Startups Can Rise Above a Weak Economy

By Michael Parduhn

This is the first in a series of articles that deals with issues related to starting a new business.

As the Lead Organizer of MIT’s $50K competition, I am often asked whether it is a good time to start a company. My answer is, “Yes!” Now is a great time to start a company.

We have just been through a time of extraordinary economic prosperity, when cash was plentiful and everyone and his brother was starting a company. The times of easy cash for any idea are over, but entrepreneurship is not dead. On the contrary, it is alive and kicking.

Some might doubt that now is a good time to start a company simply because we have a short memory for what constitutes “normal” economic conditions. We are currently in a time of economic uncertainty, and we are probably in a recession. Recent events have made everyone uncertain about what the future will hold. Even though we have had nine recessions since World War II, entrepreneurship has continued. We have seen times like this before, and we will see them again.

With that in mind, let’s look through history to see if there are any examples from which we can draw inspiration.

Would you start a company during a worldwide economic depression that was ongoing for the last ten years? Well, two guys named William R. Hewlett ’36 and David Packard decided to do just that. They founded Hewlett-Packard in 1939, after the Great Depression had been underway for a decade.

What about starting a company after your country had been devastated by war and was occupied by a foreign power? In September 1945, Masaru Ibuka started Sony in postwar Japan. Sony’s first product involved fixing and improving radios.

How about starting a company while interest rates are rising, the stock market had dropped 45 percent the previous year, and the country was suffering the aftermath of both a Presidential scandal and a war that it had just lost? Maybe you have heard of Paul Allen and Bill Gates. They decided in 1975 to start Microsoft, despite this dire situation. Or maybe you have heard of Robert Swanson and Herbert Boyer, who founded Genentech on April 7th, 1976, when the economy was doing even worse.

What is the common theme among these companies and their founders? A desire to build something great, despite what was happening in the rest of the world. They saw a need for a technology that they had the knowledge and ability to produce. These types of needs still exist today.

Did these people do this for the money? Probably not. They formed their companies because they saw a need that they could fill. And why do we know about these companies today? Because they succeeded in filling these needs, as well as the future needs that they found along the way. This contrasts with the speculation of the dot com boom, where a large number of people were in the business for the quick buck.

A measure of entrepreneurship that is often used is the amount of venture capital investment. According to Venture Wire, an online venture capital newswire, venture capital firms have invested $21.8 billion in companies this year. This is down from the $52.9 billion invested last year. However, putting this into historical perspective, only $10 million was raised in 1975. Even though there has been a 50 percent decrease in venture capital over the last year, there has still been a 2000 percent increase since the year Microsoft was founded.

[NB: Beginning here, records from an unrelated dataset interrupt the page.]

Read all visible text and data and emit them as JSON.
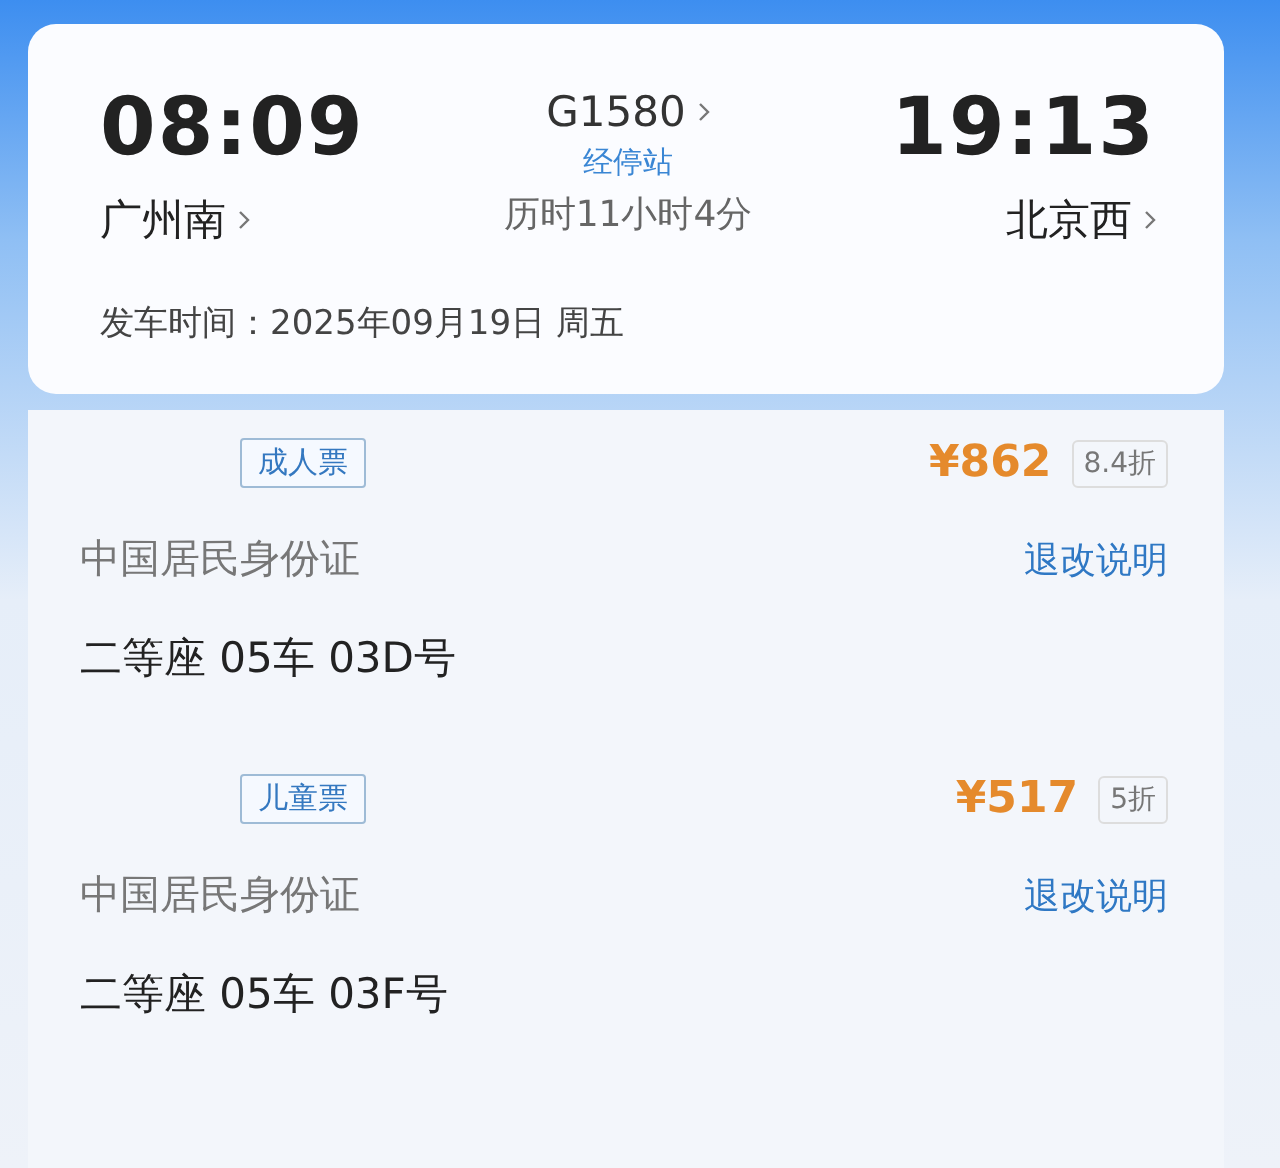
{
  "trip": {
    "departure_time": "08:09",
    "departure_station": "广州南",
    "train_number": "G1580",
    "stops_link": "经停站",
    "duration": "历时11小时4分",
    "arrival_time": "19:13",
    "arrival_station": "北京西",
    "departure_date_label": "发车时间：",
    "departure_date": "2025年09月19日 周五"
  },
  "passengers": [
    {
      "ticket_type": "成人票",
      "price": "¥862",
      "discount": "8.4折",
      "id_type": "中国居民身份证",
      "refund_link": "退改说明",
      "seat": "二等座 05车 03D号"
    },
    {
      "ticket_type": "儿童票",
      "price": "¥517",
      "discount": "5折",
      "id_type": "中国居民身份证",
      "refund_link": "退改说明",
      "seat": "二等座 05车 03F号"
    }
  ]
}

The upshot is that you can still start a great company today, despite the economic downturn. Though money is not flowing as freely as during the dot com boom, that does not mean that you cannot create your own business. A company will have to be frugal and look for other sources of funding, but a great business can be started at any time.

Parduhn is a graduate student in the Alfred P. Sloan School of Management, and serves as the lead organizer for the $50K entrepreneurship competition.